The charter amendment is largely symbolic.
💌 Love Philly? Sign up for the free Billy Penn email newsletter to get everything you need to know about Philadelphia, every day.
The Philadelphia Police Department has long been called out by groups like the ACLU of Pennsylvania for racial disparities in the agency’s “stop and frisk” practice. Black Philadelphians make up about 44% of the city population but comprise a full 71% of all stops and 82% of all frisks, according to the civil rights group.
ALSO ON THE BALLOT:
¿Hable español? Esta guía ha sido traducida por Kensington Voice
Ending the practice has been a campaign pledge for many progressive elected officials, including Mayor Jim Kenney, who many feel went back on his promise.

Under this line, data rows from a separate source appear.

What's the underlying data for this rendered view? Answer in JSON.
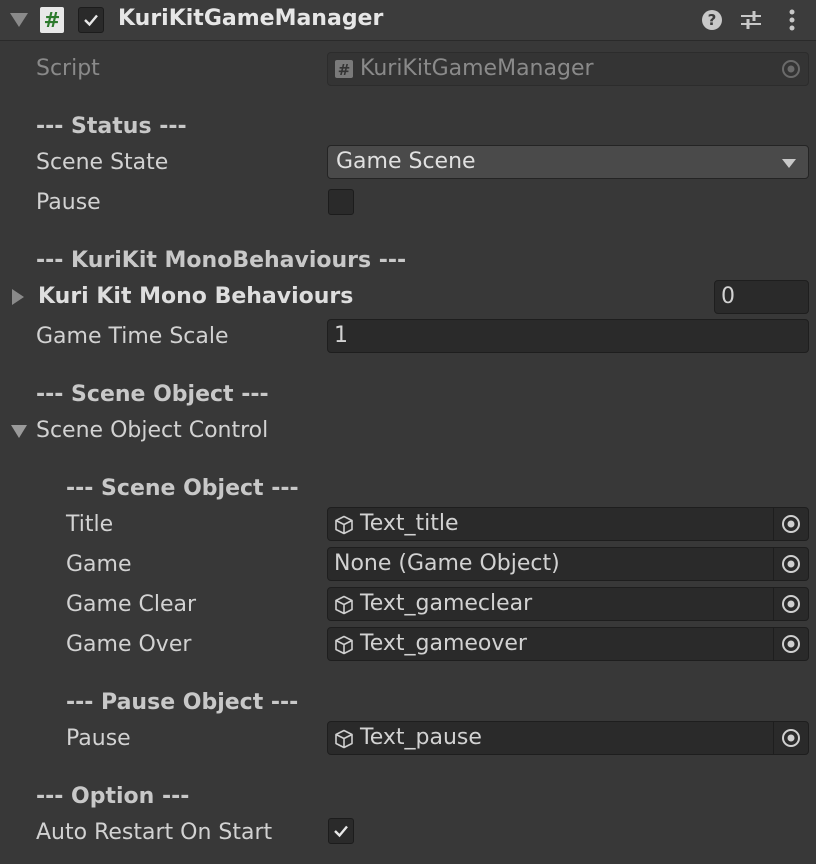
{
  "header": {
    "title": "KuriKitGameManager",
    "script_icon": "#",
    "enabled": true,
    "icons": [
      "help-icon",
      "settings-sliders-icon",
      "more-vert-icon"
    ]
  },
  "script_row": {
    "label": "Script",
    "value": "KuriKitGameManager"
  },
  "status_section": {
    "header": "--- Status ---",
    "scene_state": {
      "label": "Scene State",
      "value": "Game Scene"
    },
    "pause": {
      "label": "Pause",
      "checked": false
    }
  },
  "monobehaviours_section": {
    "header": "--- KuriKit MonoBehaviours ---",
    "list": {
      "label": "Kuri Kit Mono Behaviours",
      "size": "0"
    },
    "game_time_scale": {
      "label": "Game Time Scale",
      "value": "1"
    }
  },
  "scene_object_section": {
    "header": "--- Scene Object ---",
    "foldout": {
      "label": "Scene Object Control",
      "expanded": true
    },
    "inner_header": "--- Scene Object ---",
    "fields": [
      {
        "label": "Title",
        "value": "Text_title",
        "has_icon": true
      },
      {
        "label": "Game",
        "value": "None (Game Object)",
        "has_icon": false
      },
      {
        "label": "Game Clear",
        "value": "Text_gameclear",
        "has_icon": true
      },
      {
        "label": "Game Over",
        "value": "Text_gameover",
        "has_icon": true
      }
    ],
    "pause_header": "--- Pause Object ---",
    "pause_field": {
      "label": "Pause",
      "value": "Text_pause",
      "has_icon": true
    }
  },
  "option_section": {
    "header": "--- Option ---",
    "auto_restart": {
      "label": "Auto Restart On Start",
      "checked": true
    }
  }
}
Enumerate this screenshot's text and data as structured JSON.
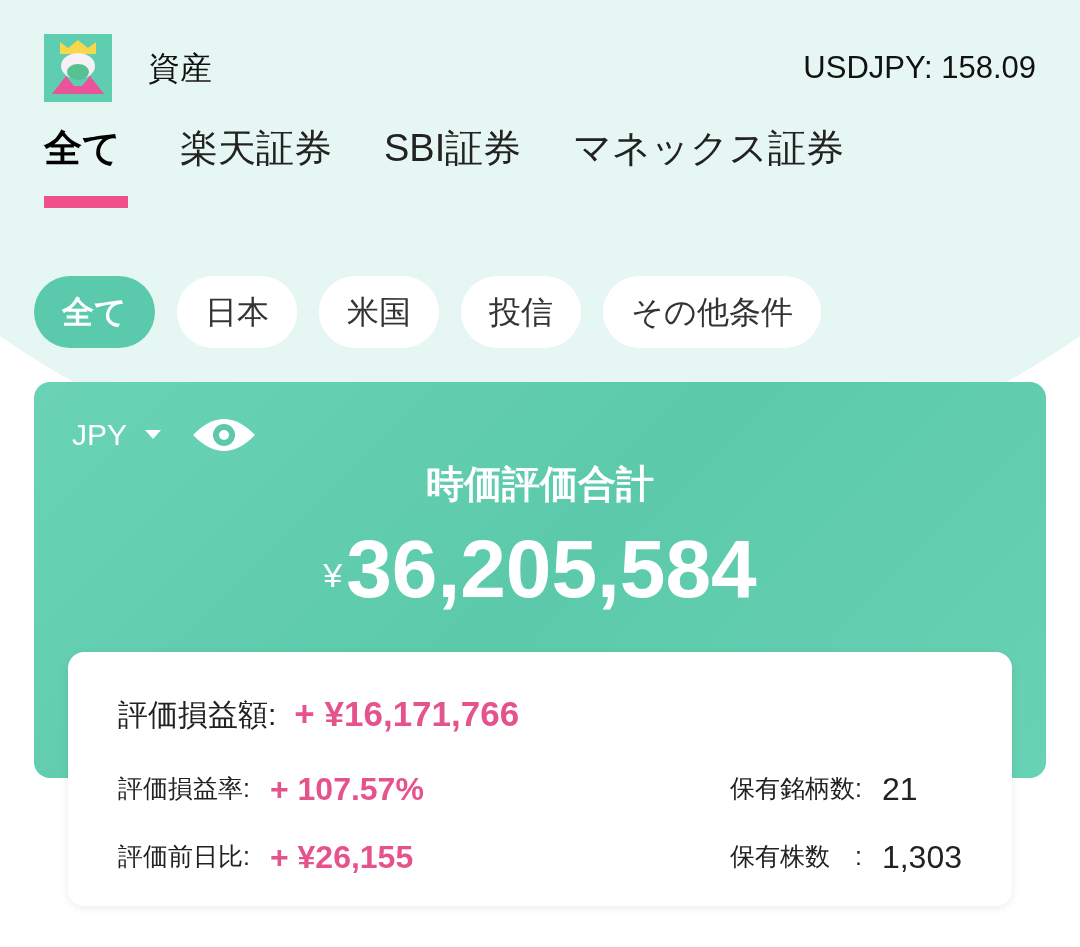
{
  "header": {
    "title": "資産",
    "rate": "USDJPY: 158.09"
  },
  "tabs": [
    {
      "label": "全て",
      "selected": true
    },
    {
      "label": "楽天証券",
      "selected": false
    },
    {
      "label": "SBI証券",
      "selected": false
    },
    {
      "label": "マネックス証券",
      "selected": false
    }
  ],
  "filters": [
    {
      "label": "全て",
      "selected": true
    },
    {
      "label": "日本",
      "selected": false
    },
    {
      "label": "米国",
      "selected": false
    },
    {
      "label": "投信",
      "selected": false
    },
    {
      "label": "その他条件",
      "selected": false
    }
  ],
  "summary": {
    "currency": "JPY",
    "title": "時価評価合計",
    "currency_mark": "¥",
    "total": "36,205,584"
  },
  "profit": {
    "label": "評価損益額",
    "colon": ":",
    "value": "+ ¥16,171,766"
  },
  "stats": [
    {
      "label": "評価損益率",
      "colon": ":",
      "value": "+ 107.57%",
      "kind": "gain"
    },
    {
      "label": "保有銘柄数",
      "colon": ":",
      "value": "21",
      "kind": "plain"
    },
    {
      "label": "評価前日比",
      "colon": ":",
      "value": "+ ¥26,155",
      "kind": "gain"
    },
    {
      "label": "保有株数",
      "colon": ":",
      "value": "1,303",
      "kind": "plain"
    }
  ]
}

In November, voters will be able to decide whether the city’s rule book will explicitly outline that police should not stop people based on race, or other identifying traits.
What you’ll see on the ballot
Shall The Philadelphia Home Rule Charter be amended to call on the Police Department to eliminate the practice of unconstitutional stop and frisk, consistent with judicial precedent, meaning an officer must have reasonable suspicion that a person is engaged in criminal activity in order to stop that person, and, therefore, an officer cannot stop someone unlawfully because of their race, ethnicity, gender, sexuality, religious affiliation or expression, or other protected characteristic?
What it means
In 2010, the ACLU sued the city on behalf of eight African American and Latino men that held Philly cops illegally stopped, frisked, searched and detained based on their race or ethnicity.
The ACLU reached a settlement with the city in 2011 requiring the PPD to track the demographics of police stops and train officers.
Philadelphia voters will be asked whether they want to codify in the city’s Home Rule Charter that police cannot stop and frisk without “reasonable suspicion” that the person is committing a crime, further emphasizing cops shouldn’t make stops based on a number of protected characteristics including race and religious affiliation.
It’s already illegal to stop and frisk people without reasonable suspicion of a crime, and it’s also already part of Philadelphia Police Department policy. This ballot question is just asking voters whether they want the city’s rule book to urge police officers to end illegal stop and frisk.
The gesture is largely symbolic. Despite court decisions that’ve explicitly outlawed police stops based on race, ethnicity or any other protected trait, vast racial disparity persists with little to no oversight or consequence.
Who’s for and against it?
- Commissioner Danielle Outlaw was hesitant to offer support during a City Council hearing, arguing that stops are a useful metrics for finding firearms.